Nov. 3, 1919 – Jan. 23, 2014
Carl H. Ericson, a retired construction company president, died last Thursday in Asbury Pointe, Getzville, where he had been a resident since May. He was 94.
Born at home in Buffalo’s Riverside section during a snowstorm, he attended School 65 and graduated in 1936 from Seneca Vocational High School.
He found a job at General Electric and taught electronics at night. After the attack on Pearl Harbor, he volunteered to repair electrical systems on sunken battleships, helping rebuild the USS California and USS West Virginia. He was awarded the Navy “E” pin for his work.
Mr. Ericson gave up his occupational deferment in 1944 and enlisted in the pilot training program in the Army Air Forces, learning to fly the B-25 bomber. When fewer pilots were needed after D-Day, he was transferred to a desk job.
En route home to Buffalo after taking the entrance exam for the engineering school at Yale University in 1946, he was stranded in Syracuse by a snowstorm, applied to Syracuse University and was admitted on the spot. He earned his degree in electrical engineering in 1948 and was a member of the Tau Beta Pi Engineering Honor Society.
In 1954, he went to work for his father-in-law, George Herman, who ran a general contracting firm, Shirley-Herman Co. He spent the rest of his career at the company, serving for many years as president before he sold the business and retired in 1981.
Later renamed George Herman & Associates, the company specialized in commercial and industrial buildings and factory conversions, including many projects in the former Westinghouse plant next to Buffalo Niagara International Airport.
The company built the 20-story addition to the Liberty Bank Building in downtown Buffalo in 1961 and many schools and nursing homes, including Amherst Middle School, which both of his sons attended, and a portion of the Beechwood-Asbury Pointe senior living complex in Getzville.
In retirement, he volunteered for 30 years for the Small Business Administration’s Service Corps of Retired Executives (SCORE) and served as chairman of the Buffalo Niagara chapter.
A longtime Snyder resident, he was a member of the Rotary Club of Buffalo for nearly 50 years and was a past president of the Central Park Methodist Men’s Club.
He was a former member of the Buffalo Yacht Club, the Buffalo Astronomical Association and the Sitzmarker Ski Club.
An active outdoorsman, he skied for nearly 50 years, sailed until he was in his mid- 80s and golfed until just past his 90th birthday.
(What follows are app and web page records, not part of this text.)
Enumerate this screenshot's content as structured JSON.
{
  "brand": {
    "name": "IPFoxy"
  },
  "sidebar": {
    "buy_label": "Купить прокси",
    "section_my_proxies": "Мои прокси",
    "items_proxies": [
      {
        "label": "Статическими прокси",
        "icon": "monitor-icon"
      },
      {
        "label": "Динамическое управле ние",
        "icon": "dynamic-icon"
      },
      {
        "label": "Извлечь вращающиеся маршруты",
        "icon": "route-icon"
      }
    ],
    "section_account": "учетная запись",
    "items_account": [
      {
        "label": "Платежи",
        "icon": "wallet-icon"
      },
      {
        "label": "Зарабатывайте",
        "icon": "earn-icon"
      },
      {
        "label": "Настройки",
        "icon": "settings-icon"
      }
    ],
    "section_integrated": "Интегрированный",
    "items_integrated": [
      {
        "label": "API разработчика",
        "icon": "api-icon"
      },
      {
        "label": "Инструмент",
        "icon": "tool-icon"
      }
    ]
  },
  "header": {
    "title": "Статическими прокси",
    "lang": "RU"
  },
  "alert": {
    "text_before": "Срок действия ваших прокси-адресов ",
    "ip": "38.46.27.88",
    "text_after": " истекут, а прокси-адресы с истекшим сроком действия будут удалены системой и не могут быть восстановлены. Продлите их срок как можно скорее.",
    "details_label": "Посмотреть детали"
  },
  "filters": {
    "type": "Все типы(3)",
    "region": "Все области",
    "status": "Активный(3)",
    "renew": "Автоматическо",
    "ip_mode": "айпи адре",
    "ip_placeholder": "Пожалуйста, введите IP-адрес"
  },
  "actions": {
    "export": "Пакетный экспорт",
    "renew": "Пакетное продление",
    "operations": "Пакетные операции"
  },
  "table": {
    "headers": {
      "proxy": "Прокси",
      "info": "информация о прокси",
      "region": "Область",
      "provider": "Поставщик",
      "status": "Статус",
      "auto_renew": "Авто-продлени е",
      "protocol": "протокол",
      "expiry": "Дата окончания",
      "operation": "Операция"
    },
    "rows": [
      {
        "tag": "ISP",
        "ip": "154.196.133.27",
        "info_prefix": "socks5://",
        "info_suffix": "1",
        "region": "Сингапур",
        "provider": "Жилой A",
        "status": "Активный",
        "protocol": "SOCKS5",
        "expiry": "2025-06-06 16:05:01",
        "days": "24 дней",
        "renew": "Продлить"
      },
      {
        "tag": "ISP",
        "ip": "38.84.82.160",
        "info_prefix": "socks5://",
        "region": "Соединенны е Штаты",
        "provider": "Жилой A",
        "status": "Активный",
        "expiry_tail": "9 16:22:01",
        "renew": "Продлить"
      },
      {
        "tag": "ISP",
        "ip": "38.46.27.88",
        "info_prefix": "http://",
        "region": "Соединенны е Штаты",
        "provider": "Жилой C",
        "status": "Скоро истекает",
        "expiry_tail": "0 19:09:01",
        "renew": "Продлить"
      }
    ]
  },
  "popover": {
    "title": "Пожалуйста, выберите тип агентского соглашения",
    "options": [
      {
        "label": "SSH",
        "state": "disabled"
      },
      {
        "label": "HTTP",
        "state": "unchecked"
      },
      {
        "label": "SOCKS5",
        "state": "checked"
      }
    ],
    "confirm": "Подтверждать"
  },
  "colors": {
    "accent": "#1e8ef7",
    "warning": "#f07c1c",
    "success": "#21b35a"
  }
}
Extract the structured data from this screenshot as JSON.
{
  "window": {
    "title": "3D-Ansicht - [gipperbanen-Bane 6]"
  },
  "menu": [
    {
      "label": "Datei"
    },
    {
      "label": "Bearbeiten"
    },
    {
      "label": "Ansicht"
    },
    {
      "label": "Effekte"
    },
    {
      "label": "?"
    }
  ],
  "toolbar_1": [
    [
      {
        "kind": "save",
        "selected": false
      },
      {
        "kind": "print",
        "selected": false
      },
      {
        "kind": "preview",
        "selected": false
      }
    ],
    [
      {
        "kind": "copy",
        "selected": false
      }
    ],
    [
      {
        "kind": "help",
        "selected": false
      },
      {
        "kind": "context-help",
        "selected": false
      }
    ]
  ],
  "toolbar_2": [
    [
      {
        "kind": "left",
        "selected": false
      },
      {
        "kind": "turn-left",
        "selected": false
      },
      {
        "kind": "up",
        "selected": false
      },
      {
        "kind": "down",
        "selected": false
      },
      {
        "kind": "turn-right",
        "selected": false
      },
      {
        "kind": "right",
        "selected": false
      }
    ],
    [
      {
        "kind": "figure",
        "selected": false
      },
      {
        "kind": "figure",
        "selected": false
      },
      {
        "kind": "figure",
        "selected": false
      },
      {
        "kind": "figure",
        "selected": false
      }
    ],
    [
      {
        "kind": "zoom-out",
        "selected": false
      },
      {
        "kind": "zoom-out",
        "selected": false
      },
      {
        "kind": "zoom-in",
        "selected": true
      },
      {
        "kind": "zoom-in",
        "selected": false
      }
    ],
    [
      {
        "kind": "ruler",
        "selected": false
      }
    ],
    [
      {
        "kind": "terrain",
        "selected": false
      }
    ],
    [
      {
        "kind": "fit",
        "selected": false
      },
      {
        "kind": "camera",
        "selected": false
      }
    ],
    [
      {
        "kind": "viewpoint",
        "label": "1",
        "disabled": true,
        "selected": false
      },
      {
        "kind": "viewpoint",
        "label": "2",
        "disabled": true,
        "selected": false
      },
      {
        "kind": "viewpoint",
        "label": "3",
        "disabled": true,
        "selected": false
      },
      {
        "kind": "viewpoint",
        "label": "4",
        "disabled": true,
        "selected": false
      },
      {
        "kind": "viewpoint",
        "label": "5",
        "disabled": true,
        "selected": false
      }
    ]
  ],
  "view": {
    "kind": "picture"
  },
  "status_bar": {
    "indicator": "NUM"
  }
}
He also was a self-taught photographer, painter and organist. He and his wife traveled extensively in the U.S. and overseas.
A ham radio operator since his teens and a 75-year member of the American Radio Relay League, he was known by his call letters, K2QV. He chatted with friends on the air most mornings until a few weeks ago.
Survivors include his wife of 64 years, the former Jean E. Herman; two sons, Bruce A. and Paul C.; and three grandchildren.
A memorial service will be held in the spring.